The Redmond Barrens are practically lawless, where possession of
the smallest amount of food or the least valuable trinket can be a reason for someone to kill you. Weekly convoys of armed trucks deliver food to the district’s few stores and charitable shelters, frequently attacked by roving bands of squatters and gangs looking to steal the shipments.
Around half a million live in Redmond today. The actual number
is difficult to determine, since most of the population is SINless and
it’s impossible to do an official census. Backgrounds are diverse, but
the percentage of metahumans is relatively low, owing to violence
from the Night of Rage and similar incidents, and metahuman flight
to Puyallup. Orks make up the majority of metahumans in the district,
followed by various changelings, still a relatively new phenomenon,
and somewhat more evenly spread throughout the metroplex.
The Mafia and the Yakuza run Redmond far more than the local
government. Since even legal goods are difficult to get, the black
market is massive, including daily necessities like food and medical
supplies, followed by entertainment ranging from pirated trid, simchips, and BTLs to booze, porn and similar money-makers. Arms sales tend to be small unless the mobs are arming their own gangers and soldiers for some kind of war, which they do frequently. Neo-feudal allegiances to the syndicates are a common way for people to survive, so long as they don’t draw too much attention from the other side.

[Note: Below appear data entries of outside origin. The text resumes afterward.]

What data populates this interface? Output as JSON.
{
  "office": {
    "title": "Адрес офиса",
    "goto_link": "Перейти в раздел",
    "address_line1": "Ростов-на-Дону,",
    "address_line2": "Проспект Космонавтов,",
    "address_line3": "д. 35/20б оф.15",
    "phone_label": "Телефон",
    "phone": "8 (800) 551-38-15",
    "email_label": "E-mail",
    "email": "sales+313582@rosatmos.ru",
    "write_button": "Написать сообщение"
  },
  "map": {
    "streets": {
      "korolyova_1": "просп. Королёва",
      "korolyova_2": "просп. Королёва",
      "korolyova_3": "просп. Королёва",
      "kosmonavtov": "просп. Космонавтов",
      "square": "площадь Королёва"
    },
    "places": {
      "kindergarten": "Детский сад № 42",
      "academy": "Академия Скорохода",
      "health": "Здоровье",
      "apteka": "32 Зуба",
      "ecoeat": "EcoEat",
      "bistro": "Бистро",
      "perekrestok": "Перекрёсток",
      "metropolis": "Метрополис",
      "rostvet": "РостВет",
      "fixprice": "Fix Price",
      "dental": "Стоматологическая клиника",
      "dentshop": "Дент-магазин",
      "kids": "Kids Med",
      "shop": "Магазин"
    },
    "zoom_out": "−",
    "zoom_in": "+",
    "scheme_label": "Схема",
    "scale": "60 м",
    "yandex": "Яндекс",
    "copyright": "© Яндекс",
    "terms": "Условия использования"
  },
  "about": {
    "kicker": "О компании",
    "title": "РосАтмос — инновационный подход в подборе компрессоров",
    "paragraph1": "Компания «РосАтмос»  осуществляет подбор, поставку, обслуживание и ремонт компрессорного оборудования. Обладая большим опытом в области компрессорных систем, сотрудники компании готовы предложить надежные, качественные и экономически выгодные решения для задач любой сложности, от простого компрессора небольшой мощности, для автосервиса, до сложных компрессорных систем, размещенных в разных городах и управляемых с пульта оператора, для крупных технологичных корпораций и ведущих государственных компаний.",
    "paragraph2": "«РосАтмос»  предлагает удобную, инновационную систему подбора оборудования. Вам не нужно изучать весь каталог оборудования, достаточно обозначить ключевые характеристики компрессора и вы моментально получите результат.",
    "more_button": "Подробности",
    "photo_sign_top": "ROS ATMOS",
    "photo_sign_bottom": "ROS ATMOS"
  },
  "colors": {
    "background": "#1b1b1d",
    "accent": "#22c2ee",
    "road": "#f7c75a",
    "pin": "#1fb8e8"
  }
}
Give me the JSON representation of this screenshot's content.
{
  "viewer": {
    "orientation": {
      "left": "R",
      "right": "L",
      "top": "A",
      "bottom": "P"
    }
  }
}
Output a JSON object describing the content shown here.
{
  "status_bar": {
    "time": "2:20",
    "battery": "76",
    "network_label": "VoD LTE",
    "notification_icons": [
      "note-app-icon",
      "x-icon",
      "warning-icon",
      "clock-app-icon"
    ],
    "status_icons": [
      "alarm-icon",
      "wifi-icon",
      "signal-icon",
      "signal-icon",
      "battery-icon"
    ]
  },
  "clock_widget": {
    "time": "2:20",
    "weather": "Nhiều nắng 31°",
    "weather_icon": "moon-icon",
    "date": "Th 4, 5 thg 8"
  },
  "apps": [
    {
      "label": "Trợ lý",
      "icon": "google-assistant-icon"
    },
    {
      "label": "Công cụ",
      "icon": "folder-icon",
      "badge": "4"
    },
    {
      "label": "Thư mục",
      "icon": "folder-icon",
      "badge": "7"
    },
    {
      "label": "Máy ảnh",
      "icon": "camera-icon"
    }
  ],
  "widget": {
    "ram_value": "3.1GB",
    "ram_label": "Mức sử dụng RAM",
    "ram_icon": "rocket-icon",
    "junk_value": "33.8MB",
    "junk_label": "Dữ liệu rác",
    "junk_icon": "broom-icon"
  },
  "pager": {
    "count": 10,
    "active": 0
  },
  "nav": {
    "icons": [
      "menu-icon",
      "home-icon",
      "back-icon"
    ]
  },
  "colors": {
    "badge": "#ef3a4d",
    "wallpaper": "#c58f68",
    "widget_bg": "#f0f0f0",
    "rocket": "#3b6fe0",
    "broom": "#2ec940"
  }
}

Yakuza and Mafia recruiters keep their eyes out for promising new
talent in Redmond, especially from the local gangs. Working with the
syndicates is one way out of the gangs and offers the promise of wealth, respect, and hitting “the big time,” although most prospective “made men” get nothing but a body bag at the end of the day.
Redmond’s terrain is mostly flat, with a few hills in the southern
part of the district. The winding path of the Snoqualmie River dominates almost a third of the district. The river is filthy, choked with toxic sludge and other refuse (including the occasional bloated corpse). Packs of devil rats hunt all along the shoreline, some of them further mutated by whatever is in the water. Apart from kilometers of abandoned buildings, the cracked and deteriorating streets, and the vast slums and squatter “towns,” the most distinctive features of the Redmond landscape are the “toxic castles,” the various factories and corporate manufacturing plants. Plenty of them do look like techno-Gothic structures of rusting metal and soot covered brick, surrounded by high walls topped with razor wire and moats of their own poisonous filth. Armed guards patrol the ramparts to keep the facilities safe from squatters and roving gangs while most plants ship materials in and out via helicopter or tilt-rotor these days, to avoid having to bring trucks through the streets.
> The Matrix in Redmond is spotty almost to the point of non-existence in many places. Static rules supreme pretty much everywhere but Touristville, which is mostly one big spam zone. The only tags you’ll find beyond Touristville are either corporate castles or gangs marking their territory. There are a few pirate jackpoints scattered around the district but a lot of them are so old and out-of-date that they’re more likely to fry your wetware than anything you’ll meet in VR.
> The ethereal plane of the Redmond Barrens is in a similar sorry state. The radioactive and chemical contamination, coupled with generations of crushing hopelessness and violence, have combined to make the astral atmosphere positively toxic.